⟨

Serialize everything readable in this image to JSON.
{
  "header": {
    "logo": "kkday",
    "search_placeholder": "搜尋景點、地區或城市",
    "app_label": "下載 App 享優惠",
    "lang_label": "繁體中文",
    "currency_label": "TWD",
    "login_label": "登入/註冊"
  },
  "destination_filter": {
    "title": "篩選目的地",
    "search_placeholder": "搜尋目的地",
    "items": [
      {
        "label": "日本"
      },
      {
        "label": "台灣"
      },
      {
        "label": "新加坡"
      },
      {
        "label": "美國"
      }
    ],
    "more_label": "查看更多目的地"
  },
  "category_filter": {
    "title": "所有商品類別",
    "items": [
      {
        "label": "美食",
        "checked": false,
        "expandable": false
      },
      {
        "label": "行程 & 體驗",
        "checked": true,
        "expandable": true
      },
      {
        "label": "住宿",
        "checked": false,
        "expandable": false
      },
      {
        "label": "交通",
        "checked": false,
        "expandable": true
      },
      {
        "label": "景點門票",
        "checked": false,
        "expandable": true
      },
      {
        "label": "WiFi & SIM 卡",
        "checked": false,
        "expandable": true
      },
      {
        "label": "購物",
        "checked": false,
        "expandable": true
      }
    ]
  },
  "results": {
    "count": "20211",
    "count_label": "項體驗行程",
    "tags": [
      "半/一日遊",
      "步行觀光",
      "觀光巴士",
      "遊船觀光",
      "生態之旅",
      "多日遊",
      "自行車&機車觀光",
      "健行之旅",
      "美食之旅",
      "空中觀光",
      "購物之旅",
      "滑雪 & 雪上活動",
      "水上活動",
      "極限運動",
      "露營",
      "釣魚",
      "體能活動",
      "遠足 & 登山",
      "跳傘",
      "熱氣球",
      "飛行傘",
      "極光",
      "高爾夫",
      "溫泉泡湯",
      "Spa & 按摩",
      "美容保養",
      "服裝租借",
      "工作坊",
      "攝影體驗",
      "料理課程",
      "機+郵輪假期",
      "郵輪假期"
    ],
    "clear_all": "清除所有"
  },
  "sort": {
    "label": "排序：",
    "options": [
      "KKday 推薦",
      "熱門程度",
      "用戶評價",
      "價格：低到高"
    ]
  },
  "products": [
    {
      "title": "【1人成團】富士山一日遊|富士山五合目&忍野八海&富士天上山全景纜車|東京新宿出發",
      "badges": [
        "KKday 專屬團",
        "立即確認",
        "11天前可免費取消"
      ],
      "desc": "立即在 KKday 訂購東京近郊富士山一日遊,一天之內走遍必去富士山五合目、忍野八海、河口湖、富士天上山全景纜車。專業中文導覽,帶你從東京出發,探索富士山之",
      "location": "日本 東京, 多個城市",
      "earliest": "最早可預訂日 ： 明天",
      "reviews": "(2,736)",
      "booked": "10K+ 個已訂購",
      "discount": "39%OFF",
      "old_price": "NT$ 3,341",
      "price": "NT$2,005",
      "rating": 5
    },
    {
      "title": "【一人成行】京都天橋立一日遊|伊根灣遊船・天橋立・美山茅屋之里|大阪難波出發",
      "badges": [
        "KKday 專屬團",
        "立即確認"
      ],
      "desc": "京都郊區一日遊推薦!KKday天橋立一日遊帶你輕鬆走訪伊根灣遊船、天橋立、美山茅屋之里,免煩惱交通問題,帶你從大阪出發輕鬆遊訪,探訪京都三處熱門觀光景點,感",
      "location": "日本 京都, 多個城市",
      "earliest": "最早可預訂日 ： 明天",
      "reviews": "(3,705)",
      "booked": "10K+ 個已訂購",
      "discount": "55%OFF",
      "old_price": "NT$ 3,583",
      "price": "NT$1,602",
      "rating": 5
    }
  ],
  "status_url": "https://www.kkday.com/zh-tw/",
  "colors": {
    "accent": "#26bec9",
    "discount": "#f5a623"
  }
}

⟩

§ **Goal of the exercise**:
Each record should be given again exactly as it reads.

§ **Reply**:
Serialize everything readable in this image to JSON.
{
  "header": {
    "logo": "kkday",
    "search_placeholder": "搜尋景點、地區或城市",
    "app_label": "下載 App 享優惠",
    "lang_label": "繁體中文",
    "currency_label": "TWD",
    "login_label": "登入/註冊"
  },
  "destination_filter": {
    "title": "篩選目的地",
    "search_placeholder": "搜尋目的地",
    "items": [
      {
        "label": "日本"
      },
      {
        "label": "台灣"
      },
      {
        "label": "新加坡"
      },
      {
        "label": "美國"
      }
    ],
    "more_label": "查看更多目的地"
  },
  "category_filter": {
    "title": "所有商品類別",
    "items": [
      {
        "label": "美食",
        "checked": false,
        "expandable": false
      },
      {
        "label": "行程 & 體驗",
        "checked": true,
        "expandable": true
      },
      {
        "label": "住宿",
        "checked": false,
        "expandable": false
      },
      {
        "label": "交通",
        "checked": false,
        "expandable": true
      },
      {
        "label": "景點門票",
        "checked": false,
        "expandable": true
      },
      {
        "label": "WiFi & SIM 卡",
        "checked": false,
        "expandable": true
      },
      {
        "label": "購物",
        "checked": false,
        "expandable": true
      }
    ]
  },
  "results": {
    "count": "20211",
    "count_label": "項體驗行程",
    "tags": [
      "半/一日遊",
      "步行觀光",
      "觀光巴士",
      "遊船觀光",
      "生態之旅",
      "多日遊",
      "自行車&機車觀光",
      "健行之旅",
      "美食之旅",
      "空中觀光",
      "購物之旅",
      "滑雪 & 雪上活動",
      "水上活動",
      "極限運動",
      "露營",
      "釣魚",
      "體能活動",
      "遠足 & 登山",
      "跳傘",
      "熱氣球",
      "飛行傘",
      "極光",
      "高爾夫",
      "溫泉泡湯",
      "Spa & 按摩",
      "美容保養",
      "服裝租借",
      "工作坊",
      "攝影體驗",
      "料理課程",
      "機+郵輪假期",
      "郵輪假期"
    ],
    "clear_all": "清除所有"
  },
  "sort": {
    "label": "排序：",
    "options": [
      "KKday 推薦",
      "熱門程度",
      "用戶評價",
      "價格：低到高"
    ]
  },
  "products": [
    {
      "title": "【1人成團】富士山一日遊|富士山五合目&忍野八海&富士天上山全景纜車|東京新宿出發",
      "badges": [
        "KKday 專屬團",
        "立即確認",
        "11天前可免費取消"
      ],
      "desc": "立即在 KKday 訂購東京近郊富士山一日遊,一天之內走遍必去富士山五合目、忍野八海、河口湖、富士天上山全景纜車。專業中文導覽,帶你從東京出發,探索富士山之",
      "location": "日本 東京, 多個城市",
      "earliest": "最早可預訂日 ： 明天",
      "reviews": "(2,736)",
      "booked": "10K+ 個已訂購",
      "discount": "39%OFF",
      "old_price": "NT$ 3,341",
      "price": "NT$2,005",
      "rating": 5
    },
    {
      "title": "【一人成行】京都天橋立一日遊|伊根灣遊船・天橋立・美山茅屋之里|大阪難波出發",
      "badges": [
        "KKday 專屬團",
        "立即確認"
      ],
      "desc": "京都郊區一日遊推薦!KKday天橋立一日遊帶你輕鬆走訪伊根灣遊船、天橋立、美山茅屋之里,免煩惱交通問題,帶你從大阪出發輕鬆遊訪,探訪京都三處熱門觀光景點,感",
      "location": "日本 京都, 多個城市",
      "earliest": "最早可預訂日 ： 明天",
      "reviews": "(3,705)",
      "booked": "10K+ 個已訂購",
      "discount": "55%OFF",
      "old_price": "NT$ 3,583",
      "price": "NT$1,602",
      "rating": 5
    }
  ],
  "status_url": "https://www.kkday.com/zh-tw/",
  "colors": {
    "accent": "#26bec9",
    "discount": "#f5a623"
  }
}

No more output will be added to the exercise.